Task details: Restate the records below exactly. Pictures are not part of the copy.

* * * * *

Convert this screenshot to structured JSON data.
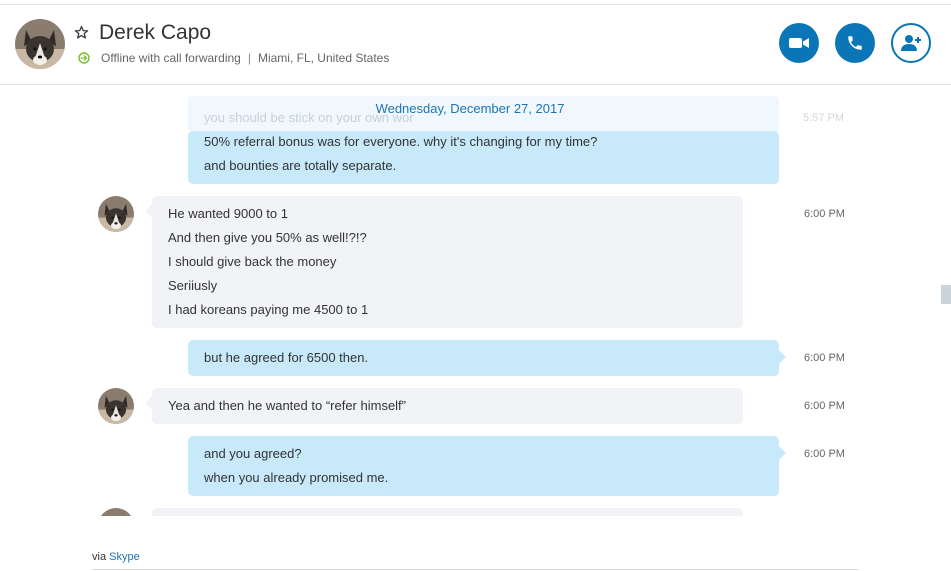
{
  "contact": {
    "name": "Derek Capo",
    "status": "Offline with call forwarding",
    "location": "Miami, FL, United States",
    "separator": "|"
  },
  "colors": {
    "accent": "#0a76b8",
    "outgoing_bubble": "#c7e9fa",
    "incoming_bubble": "#f1f3f6",
    "status_green": "#7cbd2f"
  },
  "icons": {
    "favorite": "star-outline-icon",
    "status": "arrow-forward-circle-icon",
    "video_call": "video-camera-icon",
    "audio_call": "phone-icon",
    "add_people": "add-person-icon"
  },
  "conversation": {
    "date": "Wednesday, December 27, 2017",
    "partial_top": {
      "text": "you should be stick on your own wor",
      "time": "5:57 PM"
    },
    "messages": [
      {
        "sender": "me",
        "lines": [
          "50% referral bonus was for everyone. why it's changing for my time?",
          "and bounties are totally separate."
        ],
        "time": ""
      },
      {
        "sender": "contact",
        "lines": [
          "He wanted 9000 to 1",
          "And then give you 50% as well!?!?",
          "I should give back the money",
          "Seriiusly",
          "I had koreans paying me 4500 to 1"
        ],
        "time": "6:00 PM"
      },
      {
        "sender": "me",
        "lines": [
          "but he agreed for 6500  then."
        ],
        "time": "6:00 PM"
      },
      {
        "sender": "contact",
        "lines": [
          "Yea and then he wanted to “refer himself”"
        ],
        "time": "6:00 PM"
      },
      {
        "sender": "me",
        "lines": [
          "and you agreed?",
          "when you already promised me."
        ],
        "time": "6:00 PM"
      }
    ]
  },
  "footer": {
    "via": "via",
    "link": "Skype"
  }
}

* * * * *

Solution for this task:
Convert this screenshot to structured JSON data.
{
  "contact": {
    "name": "Derek Capo",
    "status": "Offline with call forwarding",
    "location": "Miami, FL, United States",
    "separator": "|"
  },
  "colors": {
    "accent": "#0a76b8",
    "outgoing_bubble": "#c7e9fa",
    "incoming_bubble": "#f1f3f6",
    "status_green": "#7cbd2f"
  },
  "icons": {
    "favorite": "star-outline-icon",
    "status": "arrow-forward-circle-icon",
    "video_call": "video-camera-icon",
    "audio_call": "phone-icon",
    "add_people": "add-person-icon"
  },
  "conversation": {
    "date": "Wednesday, December 27, 2017",
    "partial_top": {
      "text": "you should be stick on your own wor",
      "time": "5:57 PM"
    },
    "messages": [
      {
        "sender": "me",
        "lines": [
          "50% referral bonus was for everyone. why it's changing for my time?",
          "and bounties are totally separate."
        ],
        "time": ""
      },
      {
        "sender": "contact",
        "lines": [
          "He wanted 9000 to 1",
          "And then give you 50% as well!?!?",
          "I should give back the money",
          "Seriiusly",
          "I had koreans paying me 4500 to 1"
        ],
        "time": "6:00 PM"
      },
      {
        "sender": "me",
        "lines": [
          "but he agreed for 6500  then."
        ],
        "time": "6:00 PM"
      },
      {
        "sender": "contact",
        "lines": [
          "Yea and then he wanted to “refer himself”"
        ],
        "time": "6:00 PM"
      },
      {
        "sender": "me",
        "lines": [
          "and you agreed?",
          "when you already promised me."
        ],
        "time": "6:00 PM"
      }
    ]
  },
  "footer": {
    "via": "via",
    "link": "Skype"
  }
}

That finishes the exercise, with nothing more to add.